Even in the 19th century, when the only way of arriving here was by boat, the area was frequented by foreign visitors, the poets Byron and Shelley among them. Today the tourists continue to arrive, drawn by the landscape and the car-free villages with their narrow lanes, steep alleyways and staircases linking one street to another.
Activities in the Cinque Terre
For many people, the absence of the motor car is a major attraction of this area, leaving them free to wander around the villages, dipping into every nook and cranny and exploring the food and speciality shops. There are longer walks, too, into the surrounding countryside, or on the coastal path that connects the villages. Particularly popular is the Via dell’Amore, an easy paved path that runs between Riomaggiore and Manarola.
Those who do not wish to walk can hop between the villages by train or boat. There are castles and churches to visit, and a long sloping botanic garden in Riomaggiore. You can find places for sea swimming, or simply sit in one of the numerous cafés and restaurants to enjoy excellent Italian food and wine.
Visiting the Cinque Terre

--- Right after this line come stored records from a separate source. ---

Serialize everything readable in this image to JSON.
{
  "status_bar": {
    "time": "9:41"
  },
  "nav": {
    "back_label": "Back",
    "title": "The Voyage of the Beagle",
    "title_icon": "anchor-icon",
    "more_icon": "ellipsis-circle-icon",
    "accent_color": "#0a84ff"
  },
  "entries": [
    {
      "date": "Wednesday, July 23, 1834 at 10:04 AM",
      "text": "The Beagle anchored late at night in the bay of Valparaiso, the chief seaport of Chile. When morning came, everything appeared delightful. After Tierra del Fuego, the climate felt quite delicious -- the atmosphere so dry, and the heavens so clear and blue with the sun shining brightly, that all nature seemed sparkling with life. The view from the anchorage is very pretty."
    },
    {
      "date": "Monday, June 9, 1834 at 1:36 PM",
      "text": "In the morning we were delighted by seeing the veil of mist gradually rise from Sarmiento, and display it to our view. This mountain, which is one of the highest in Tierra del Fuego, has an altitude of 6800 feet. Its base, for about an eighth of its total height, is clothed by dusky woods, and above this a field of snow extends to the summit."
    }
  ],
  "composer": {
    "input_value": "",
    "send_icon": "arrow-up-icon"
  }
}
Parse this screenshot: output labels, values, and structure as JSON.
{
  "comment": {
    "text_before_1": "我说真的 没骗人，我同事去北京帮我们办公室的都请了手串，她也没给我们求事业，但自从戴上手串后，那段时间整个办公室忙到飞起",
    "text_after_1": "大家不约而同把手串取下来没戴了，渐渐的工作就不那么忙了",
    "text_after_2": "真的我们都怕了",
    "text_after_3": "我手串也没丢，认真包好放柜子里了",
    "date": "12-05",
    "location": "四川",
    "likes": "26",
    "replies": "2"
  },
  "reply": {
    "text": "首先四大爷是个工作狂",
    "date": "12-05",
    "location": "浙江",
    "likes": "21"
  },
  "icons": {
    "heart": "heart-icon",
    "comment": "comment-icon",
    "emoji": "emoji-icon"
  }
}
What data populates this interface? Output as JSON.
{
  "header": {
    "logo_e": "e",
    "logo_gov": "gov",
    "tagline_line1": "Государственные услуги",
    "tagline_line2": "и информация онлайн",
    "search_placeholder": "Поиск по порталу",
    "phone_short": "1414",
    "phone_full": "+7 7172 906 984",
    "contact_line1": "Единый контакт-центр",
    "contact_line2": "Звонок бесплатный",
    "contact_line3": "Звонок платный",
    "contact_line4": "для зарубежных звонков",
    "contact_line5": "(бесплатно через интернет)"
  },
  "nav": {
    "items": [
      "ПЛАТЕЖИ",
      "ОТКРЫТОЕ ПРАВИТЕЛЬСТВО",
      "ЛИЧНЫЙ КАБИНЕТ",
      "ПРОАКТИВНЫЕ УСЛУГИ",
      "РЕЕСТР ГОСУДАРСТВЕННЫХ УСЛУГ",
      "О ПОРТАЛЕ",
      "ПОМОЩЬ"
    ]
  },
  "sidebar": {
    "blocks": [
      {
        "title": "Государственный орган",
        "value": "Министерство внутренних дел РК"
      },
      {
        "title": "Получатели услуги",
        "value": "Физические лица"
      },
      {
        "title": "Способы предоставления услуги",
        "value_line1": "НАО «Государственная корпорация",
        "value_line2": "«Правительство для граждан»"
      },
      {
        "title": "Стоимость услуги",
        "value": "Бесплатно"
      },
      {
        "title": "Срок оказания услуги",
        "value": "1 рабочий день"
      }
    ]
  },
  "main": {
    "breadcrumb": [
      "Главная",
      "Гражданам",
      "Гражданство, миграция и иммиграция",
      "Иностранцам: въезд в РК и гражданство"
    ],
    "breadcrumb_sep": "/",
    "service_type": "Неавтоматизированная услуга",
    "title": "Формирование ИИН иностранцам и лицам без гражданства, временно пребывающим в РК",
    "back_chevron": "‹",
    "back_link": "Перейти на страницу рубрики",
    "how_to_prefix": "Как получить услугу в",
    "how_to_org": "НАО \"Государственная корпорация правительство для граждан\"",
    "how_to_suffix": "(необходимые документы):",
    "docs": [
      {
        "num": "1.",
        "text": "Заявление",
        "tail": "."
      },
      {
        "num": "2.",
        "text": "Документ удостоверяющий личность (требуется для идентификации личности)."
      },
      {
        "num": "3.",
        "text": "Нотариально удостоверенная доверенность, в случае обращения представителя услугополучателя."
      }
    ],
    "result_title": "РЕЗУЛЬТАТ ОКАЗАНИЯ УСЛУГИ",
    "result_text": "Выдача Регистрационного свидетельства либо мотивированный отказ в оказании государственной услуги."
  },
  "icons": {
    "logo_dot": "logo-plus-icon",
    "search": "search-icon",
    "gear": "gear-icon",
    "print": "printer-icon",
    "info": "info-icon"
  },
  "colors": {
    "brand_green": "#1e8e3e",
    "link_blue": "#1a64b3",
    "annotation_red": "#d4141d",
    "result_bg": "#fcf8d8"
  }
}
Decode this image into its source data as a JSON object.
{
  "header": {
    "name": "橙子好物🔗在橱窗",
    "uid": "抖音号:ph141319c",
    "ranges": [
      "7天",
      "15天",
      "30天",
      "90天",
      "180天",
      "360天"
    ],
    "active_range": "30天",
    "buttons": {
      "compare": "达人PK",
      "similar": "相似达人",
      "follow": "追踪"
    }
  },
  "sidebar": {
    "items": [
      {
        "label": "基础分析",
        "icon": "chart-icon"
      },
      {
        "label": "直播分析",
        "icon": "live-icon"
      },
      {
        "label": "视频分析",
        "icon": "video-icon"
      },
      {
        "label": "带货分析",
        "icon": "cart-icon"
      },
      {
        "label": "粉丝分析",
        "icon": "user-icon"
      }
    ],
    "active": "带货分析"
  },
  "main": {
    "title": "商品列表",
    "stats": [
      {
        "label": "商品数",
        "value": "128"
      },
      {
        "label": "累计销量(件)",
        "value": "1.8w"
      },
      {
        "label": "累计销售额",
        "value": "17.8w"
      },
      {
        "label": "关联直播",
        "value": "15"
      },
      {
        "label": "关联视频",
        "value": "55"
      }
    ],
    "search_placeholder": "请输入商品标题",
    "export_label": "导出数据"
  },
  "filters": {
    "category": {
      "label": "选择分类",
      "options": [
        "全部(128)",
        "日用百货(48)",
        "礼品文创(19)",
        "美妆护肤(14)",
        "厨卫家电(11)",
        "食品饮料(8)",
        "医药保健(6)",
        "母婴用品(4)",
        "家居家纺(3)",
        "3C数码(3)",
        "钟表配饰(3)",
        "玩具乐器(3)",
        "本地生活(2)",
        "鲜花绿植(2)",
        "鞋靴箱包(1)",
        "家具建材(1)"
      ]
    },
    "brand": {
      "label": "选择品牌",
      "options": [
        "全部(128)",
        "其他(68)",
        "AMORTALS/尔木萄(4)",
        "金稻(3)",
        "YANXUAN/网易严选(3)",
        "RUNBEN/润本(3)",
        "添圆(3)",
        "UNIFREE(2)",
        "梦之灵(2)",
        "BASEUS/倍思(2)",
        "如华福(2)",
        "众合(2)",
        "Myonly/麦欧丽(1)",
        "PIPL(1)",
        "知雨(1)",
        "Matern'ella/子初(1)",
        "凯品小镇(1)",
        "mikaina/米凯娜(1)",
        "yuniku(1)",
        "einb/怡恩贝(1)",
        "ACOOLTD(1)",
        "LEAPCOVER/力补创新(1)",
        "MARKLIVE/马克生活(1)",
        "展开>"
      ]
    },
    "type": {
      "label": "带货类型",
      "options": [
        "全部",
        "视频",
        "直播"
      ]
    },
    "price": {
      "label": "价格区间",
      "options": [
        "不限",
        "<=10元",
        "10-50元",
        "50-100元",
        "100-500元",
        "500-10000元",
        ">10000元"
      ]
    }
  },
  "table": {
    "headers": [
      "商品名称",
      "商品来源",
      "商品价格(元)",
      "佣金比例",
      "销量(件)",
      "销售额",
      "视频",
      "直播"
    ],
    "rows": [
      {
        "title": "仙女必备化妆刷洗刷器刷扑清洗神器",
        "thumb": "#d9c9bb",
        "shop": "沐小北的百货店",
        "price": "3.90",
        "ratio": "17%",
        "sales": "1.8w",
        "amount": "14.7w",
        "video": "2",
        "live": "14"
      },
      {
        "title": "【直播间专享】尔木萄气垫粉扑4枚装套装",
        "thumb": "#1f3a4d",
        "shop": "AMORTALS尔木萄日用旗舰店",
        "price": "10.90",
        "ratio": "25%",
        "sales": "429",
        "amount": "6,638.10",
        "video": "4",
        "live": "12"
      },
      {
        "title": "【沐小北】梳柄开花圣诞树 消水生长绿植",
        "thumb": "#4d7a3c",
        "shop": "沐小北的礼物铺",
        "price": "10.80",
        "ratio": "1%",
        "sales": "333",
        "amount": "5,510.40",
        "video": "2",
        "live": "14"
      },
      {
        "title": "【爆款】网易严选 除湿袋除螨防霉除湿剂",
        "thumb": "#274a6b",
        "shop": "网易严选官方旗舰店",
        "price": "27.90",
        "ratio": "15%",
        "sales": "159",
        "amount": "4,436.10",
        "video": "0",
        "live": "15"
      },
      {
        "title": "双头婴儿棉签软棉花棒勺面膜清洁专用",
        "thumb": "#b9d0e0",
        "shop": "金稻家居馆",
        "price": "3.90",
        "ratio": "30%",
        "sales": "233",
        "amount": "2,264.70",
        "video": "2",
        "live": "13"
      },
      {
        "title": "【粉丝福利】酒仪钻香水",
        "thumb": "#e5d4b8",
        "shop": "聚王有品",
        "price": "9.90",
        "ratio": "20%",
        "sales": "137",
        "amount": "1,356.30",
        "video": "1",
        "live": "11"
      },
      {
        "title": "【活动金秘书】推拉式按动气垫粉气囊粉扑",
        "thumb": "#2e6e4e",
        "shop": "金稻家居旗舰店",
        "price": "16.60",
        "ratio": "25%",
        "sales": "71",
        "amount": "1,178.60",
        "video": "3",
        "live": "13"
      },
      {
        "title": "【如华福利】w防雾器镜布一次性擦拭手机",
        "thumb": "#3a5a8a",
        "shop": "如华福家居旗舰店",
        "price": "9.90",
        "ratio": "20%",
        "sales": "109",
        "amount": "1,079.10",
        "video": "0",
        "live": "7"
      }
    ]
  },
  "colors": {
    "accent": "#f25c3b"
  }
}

The Cinque Terre are mostly car-free, although there is limited parking outside the towns. The best way to arrive is by train from Genoa or La Spezia to Monterosso, taking the local train to the other villages. Although you can travel between the villages by train or boat, and some buses are available, you need to be aware that there will be a lot of walking involved, much of it up and down slopes or stairways. If you plan to walk the coastal path, check beforehand as parts may be temporarily closed due to landslides.